This past legislative session, the legislature passed HB 269 which would’ve required public universities to create policies to protect the free speech rights on university campuses. It was in reaction to the riots at Berkeley earlier this year when Milo tried to speak there.
You would think this was legislation that would be noncontroversial. However, Governor John Bel Edwards decided to veto it.
From The Advocate:
Gov. John Bel Edwards announced Tuesday that he vetoed campus speech and highway bills and signed a hotly-debated measure to change the name of Louisiana’s lone residential high school.

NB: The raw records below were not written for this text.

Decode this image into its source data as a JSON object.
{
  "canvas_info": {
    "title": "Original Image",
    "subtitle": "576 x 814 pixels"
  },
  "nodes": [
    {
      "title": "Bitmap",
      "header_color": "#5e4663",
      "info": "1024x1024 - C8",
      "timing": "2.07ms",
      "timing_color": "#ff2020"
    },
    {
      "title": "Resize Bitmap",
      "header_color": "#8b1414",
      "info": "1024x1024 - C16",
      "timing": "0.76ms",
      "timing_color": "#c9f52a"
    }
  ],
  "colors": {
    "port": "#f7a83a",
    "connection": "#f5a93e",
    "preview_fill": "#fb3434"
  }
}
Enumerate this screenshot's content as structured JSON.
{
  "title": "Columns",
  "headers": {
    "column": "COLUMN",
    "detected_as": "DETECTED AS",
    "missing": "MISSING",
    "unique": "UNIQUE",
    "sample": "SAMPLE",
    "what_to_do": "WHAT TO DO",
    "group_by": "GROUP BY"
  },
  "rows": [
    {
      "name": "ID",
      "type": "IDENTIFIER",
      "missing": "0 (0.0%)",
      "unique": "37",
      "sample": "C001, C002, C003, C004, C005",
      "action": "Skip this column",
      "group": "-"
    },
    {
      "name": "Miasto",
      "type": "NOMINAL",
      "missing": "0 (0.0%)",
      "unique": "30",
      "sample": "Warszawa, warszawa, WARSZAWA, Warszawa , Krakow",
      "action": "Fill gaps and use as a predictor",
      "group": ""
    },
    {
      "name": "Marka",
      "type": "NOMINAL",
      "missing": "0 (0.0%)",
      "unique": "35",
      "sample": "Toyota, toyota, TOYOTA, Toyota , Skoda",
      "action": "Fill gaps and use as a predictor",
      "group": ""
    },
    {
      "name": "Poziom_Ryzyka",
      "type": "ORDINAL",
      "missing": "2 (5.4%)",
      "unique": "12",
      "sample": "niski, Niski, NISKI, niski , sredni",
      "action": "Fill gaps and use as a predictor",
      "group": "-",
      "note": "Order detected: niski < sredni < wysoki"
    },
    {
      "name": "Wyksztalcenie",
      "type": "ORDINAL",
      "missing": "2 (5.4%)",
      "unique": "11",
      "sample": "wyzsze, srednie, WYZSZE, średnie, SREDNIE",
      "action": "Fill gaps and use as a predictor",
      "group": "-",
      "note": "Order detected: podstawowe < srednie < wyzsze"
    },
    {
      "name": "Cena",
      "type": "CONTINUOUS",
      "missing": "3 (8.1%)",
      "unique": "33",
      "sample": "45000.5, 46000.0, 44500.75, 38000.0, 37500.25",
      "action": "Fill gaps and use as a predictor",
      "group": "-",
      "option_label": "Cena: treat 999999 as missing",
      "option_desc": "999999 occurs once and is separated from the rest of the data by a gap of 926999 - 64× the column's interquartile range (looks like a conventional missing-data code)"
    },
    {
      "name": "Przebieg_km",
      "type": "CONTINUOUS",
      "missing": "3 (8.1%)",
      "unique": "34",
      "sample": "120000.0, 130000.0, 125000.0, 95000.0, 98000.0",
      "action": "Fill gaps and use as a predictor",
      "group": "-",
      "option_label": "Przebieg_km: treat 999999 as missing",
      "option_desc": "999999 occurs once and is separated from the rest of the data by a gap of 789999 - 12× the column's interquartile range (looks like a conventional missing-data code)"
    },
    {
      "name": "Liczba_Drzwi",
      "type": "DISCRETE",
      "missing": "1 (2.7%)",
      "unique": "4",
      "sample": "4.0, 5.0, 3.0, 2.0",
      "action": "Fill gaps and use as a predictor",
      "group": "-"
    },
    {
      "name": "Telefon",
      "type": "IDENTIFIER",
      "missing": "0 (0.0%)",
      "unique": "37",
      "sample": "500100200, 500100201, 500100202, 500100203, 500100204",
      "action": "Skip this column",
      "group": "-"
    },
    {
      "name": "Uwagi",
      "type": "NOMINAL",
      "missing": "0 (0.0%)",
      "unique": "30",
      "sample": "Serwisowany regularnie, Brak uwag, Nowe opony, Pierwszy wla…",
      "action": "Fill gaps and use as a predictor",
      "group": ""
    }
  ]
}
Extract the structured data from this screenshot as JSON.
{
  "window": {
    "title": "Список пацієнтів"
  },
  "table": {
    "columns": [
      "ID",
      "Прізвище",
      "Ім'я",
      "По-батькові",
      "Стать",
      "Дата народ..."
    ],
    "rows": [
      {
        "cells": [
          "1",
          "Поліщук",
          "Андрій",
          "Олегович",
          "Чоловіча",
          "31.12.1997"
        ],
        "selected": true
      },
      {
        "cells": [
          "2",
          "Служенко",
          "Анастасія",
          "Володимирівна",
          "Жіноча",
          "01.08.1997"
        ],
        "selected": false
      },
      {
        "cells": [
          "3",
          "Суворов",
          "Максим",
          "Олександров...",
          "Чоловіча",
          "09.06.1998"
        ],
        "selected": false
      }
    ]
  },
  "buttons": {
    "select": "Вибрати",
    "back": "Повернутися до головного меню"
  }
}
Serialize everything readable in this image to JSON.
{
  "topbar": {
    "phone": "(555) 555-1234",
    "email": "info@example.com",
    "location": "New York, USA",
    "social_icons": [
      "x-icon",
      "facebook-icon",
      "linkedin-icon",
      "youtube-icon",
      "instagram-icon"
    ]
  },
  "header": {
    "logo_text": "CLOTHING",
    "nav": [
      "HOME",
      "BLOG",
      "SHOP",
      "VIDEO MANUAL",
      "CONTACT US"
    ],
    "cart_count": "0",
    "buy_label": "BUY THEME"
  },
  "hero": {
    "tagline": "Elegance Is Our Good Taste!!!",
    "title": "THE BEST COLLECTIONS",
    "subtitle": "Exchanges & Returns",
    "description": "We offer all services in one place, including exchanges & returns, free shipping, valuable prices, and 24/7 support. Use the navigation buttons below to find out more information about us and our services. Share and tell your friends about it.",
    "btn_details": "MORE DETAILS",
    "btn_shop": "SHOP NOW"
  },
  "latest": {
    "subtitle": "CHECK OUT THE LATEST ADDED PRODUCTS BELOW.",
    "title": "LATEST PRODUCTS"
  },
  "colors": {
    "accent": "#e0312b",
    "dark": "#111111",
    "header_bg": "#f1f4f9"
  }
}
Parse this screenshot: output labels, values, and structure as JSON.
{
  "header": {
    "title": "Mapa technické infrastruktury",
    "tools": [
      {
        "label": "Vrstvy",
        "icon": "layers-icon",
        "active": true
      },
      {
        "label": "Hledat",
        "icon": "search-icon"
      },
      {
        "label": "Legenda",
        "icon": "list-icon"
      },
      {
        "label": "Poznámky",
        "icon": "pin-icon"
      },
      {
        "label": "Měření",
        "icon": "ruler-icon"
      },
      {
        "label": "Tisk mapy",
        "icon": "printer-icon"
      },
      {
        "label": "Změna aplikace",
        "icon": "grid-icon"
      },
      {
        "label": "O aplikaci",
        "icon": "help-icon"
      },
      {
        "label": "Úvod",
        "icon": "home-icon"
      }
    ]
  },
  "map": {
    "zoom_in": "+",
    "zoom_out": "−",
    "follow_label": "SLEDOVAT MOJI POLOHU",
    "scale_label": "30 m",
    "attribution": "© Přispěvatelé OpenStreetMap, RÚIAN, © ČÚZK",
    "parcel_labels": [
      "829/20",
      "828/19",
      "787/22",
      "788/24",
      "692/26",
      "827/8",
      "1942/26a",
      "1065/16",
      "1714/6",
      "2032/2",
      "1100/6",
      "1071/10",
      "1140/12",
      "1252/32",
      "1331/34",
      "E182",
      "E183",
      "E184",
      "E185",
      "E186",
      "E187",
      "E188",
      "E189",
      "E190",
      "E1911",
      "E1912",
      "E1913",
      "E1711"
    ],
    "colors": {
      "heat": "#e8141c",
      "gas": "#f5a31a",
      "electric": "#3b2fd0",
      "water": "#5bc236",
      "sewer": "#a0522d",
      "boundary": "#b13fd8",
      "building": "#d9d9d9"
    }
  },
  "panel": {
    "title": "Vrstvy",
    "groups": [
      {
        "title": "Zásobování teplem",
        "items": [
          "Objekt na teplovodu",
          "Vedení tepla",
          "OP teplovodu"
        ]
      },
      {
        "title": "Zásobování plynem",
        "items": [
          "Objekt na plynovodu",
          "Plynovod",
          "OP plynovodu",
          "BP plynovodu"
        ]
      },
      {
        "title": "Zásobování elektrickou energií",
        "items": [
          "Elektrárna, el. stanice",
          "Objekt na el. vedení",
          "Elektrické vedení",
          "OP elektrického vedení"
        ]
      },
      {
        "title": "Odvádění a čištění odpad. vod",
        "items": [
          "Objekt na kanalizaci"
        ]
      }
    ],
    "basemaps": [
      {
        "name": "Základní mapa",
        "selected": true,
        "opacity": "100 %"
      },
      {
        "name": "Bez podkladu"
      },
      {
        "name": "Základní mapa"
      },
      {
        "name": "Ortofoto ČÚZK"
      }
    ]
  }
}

[…]The campus speech legislation would have required management boards for LSU, Southern University and other schools to spell out policies aimed at protecting campus speech, “including without limitation and opinions they (students) find unwelcome, disagreeable or even deeply offensive.” It was sponsored by House Republican Leader Lance Harris, R-Alexandria, a frequent foe of the governor on budget, tax and other issues.
In his veto message, the governor said the legislation is not needed. “This bill is a solution in search of a problem that creates a long, detailed structure for the evaluation of the freedom of expression on college campuses,” Edwards said. The governor added that the legislation is needless because free speech is already protect by the U.S. and state constitutions.
Lance Harris explains why his legislation is needed.
Harris said the bill stemmed in part from the shouting down of conservative speakers at the University of California at Berkeley and elsewhere. He said that, while no such incidents have taken place in Louisiana, he has gotten messages from students and faculty members who said new speech protections are needed.
In a telephone interview Tuesday, Harris called the veto unfortunate.
“As I said in the debate, freedom of speech is under siege on a lot of college campuses around the country,” Harris said. “Really a lot of states have taken pro-active steps to curb idea suppression.”
One of the reasons why JBE vetoed the legislation was that it was written by Lance Harris. Harris is a frequent JBE critic in the legislature. It was a petty veto.
By vetoing this legislation, John Bel Edwards has put himself on the same side as campus SJW mobs who want to supress conservative speech. It shouldn’t be a surprise to Hayride readers. After all, one of his interns tried to punish a fraternity for an anti-Colin Kaepernick banner and was one of the anti-Milo ringleaders at LSU.
We asked at the time if JBE agreed with his intern and opposed free speech at LSU and other universities. Now we have our answer. JBE supports the SJW mobs and opposes free speech and universities.